The Brain’s Role in Polarization

The solution to the divisive polarizations that we are experiencing in so many of our cultures has it root in the mind/brain complex. It’s a rather obvious statement, but one that needs to be remembered as we search for solutions to our many social problems. Through the power of mind we have more control over ourselves than we generally acknowledge, and if we are to be successful at managing the mind, it helps to understand the mental choices at our disposal.

The split in our brain splits consciousness into two broad types, each with its own characteristics that often seem in opposition, such as we often see in the expression of conservative and liberal, or masculine and feminine viewpoints.  The two sides are complements. That means they are totally different, yet inherently compatible. Each has its own unique way of seeing and responding to life. But being so different in character, and given our lack of knowledge of them, the two sides don’t always work together to nearly the degree they are capable of. Nevertheless, given a better understanding of the forces that we are dealing with, we can assist the process of integration and become better decision-makers—which is why I became interested in how the brain affects consciousness.

As a result of the genetic forces of dominance, one side of your brain is likely to rule the other, meaning it acts as your default management system and limits the information that comes to mind, as well as your response options, thereby making you a specialist in some aspect of consciousness and somewhat clueless in others. Each specialized system is capable of managing the overall operation of both sides of the brain. Nevertheless, we are not destined to be limited to the insights and actions of one side. The contribution of our non-dominant side might be hidden from plain view, but it can be accessed. Learning how to access the non-dominant side of the brain is a key element of my work.
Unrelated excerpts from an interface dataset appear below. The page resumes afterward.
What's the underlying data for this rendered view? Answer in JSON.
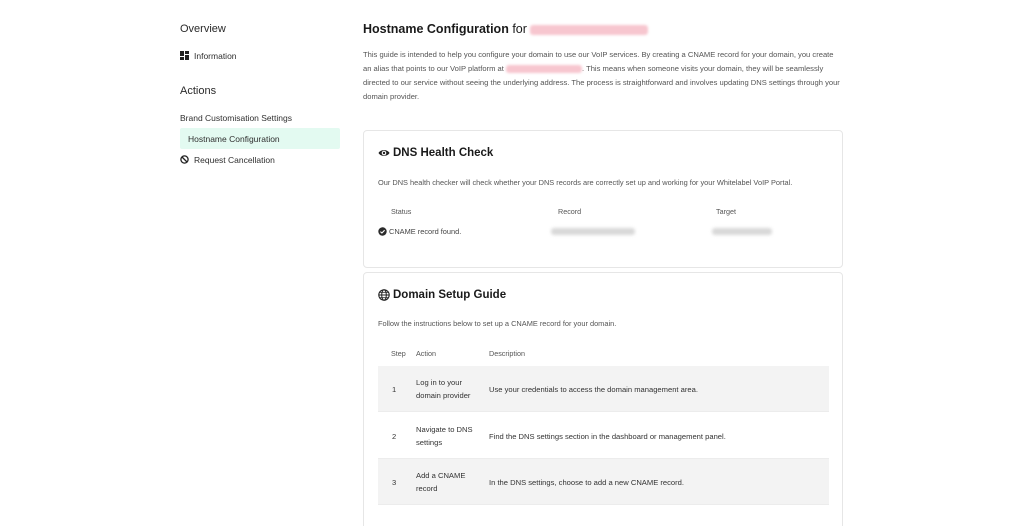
{
  "sidebar": {
    "overview_heading": "Overview",
    "overview_items": [
      {
        "label": "Information",
        "icon": "dashboard-icon"
      }
    ],
    "actions_heading": "Actions",
    "actions_items": [
      {
        "label": "Brand Customisation Settings"
      },
      {
        "label": "Hostname Configuration",
        "active": true
      },
      {
        "label": "Request Cancellation",
        "icon": "ban-icon"
      }
    ]
  },
  "main": {
    "title": "Hostname Configuration",
    "title_for": "for",
    "intro_part1": "This guide is intended to help you configure your domain to use our VoIP services. By creating a CNAME record for your domain, you create an alias that points to our VoIP platform at",
    "intro_part2": ". This means when someone visits your domain, they will be seamlessly directed to our service without seeing the underlying address. The process is straightforward and involves updating DNS settings through your domain provider."
  },
  "dns_check": {
    "title": "DNS Health Check",
    "icon": "eye-icon",
    "description": "Our DNS health checker will check whether your DNS records are correctly set up and working for your Whitelabel VoIP Portal.",
    "columns": [
      "Status",
      "Record",
      "Target"
    ],
    "row": {
      "status": "CNAME record found."
    }
  },
  "setup_guide": {
    "title": "Domain Setup Guide",
    "icon": "globe-icon",
    "description": "Follow the instructions below to set up a CNAME record for your domain.",
    "columns": [
      "Step",
      "Action",
      "Description"
    ],
    "steps": [
      {
        "step": "1",
        "action": "Log in to your domain provider",
        "description": "Use your credentials to access the domain management area."
      },
      {
        "step": "2",
        "action": "Navigate to DNS settings",
        "description": "Find the DNS settings section in the dashboard or management panel."
      },
      {
        "step": "3",
        "action": "Add a CNAME record",
        "description": "In the DNS settings, choose to add a new CNAME record."
      }
    ]
  },
  "colors": {
    "active_bg": "#e3faf1",
    "redacted_pink": "#f7c6cf",
    "row_shade": "#f3f3f3"
  }
}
The biological reason for having one side of the brain dominate, and thus mange both sides, is to insure that the brain’s pair of management systems come to a harmonious decision. Otherwise, given their differences, we would be internally conflicted much of the time. The Corpus Callosum, the organ that is often considered a connecting organ, is also known to work to separate the two sides, and some scientists think that separation is its primary purpose.

Although the prevailing wisdom is that we have only two operating systems—that of the left and right hemispheres—the two sides can also combine to create two more unique systems, each giving us unique insights and unique ways of responding.  More about that in future posts.

Fortunately, in addition to what our brain tells us, we have a second fundamental source of thought: our culture. What our internal voice might lack in terms of guiding us, we can always learn from external sources—those around us. And while we are not limited to what our inherited operating system is trying to tell us; nevertheless, if we fail to listen to others, or they don’t have the answers, or can’t explain their insights in language we can understand, we can still be dependent on the bias of our internal voice for guidance.

In my next two blogs we look at how the brain polarizes us.

James Olson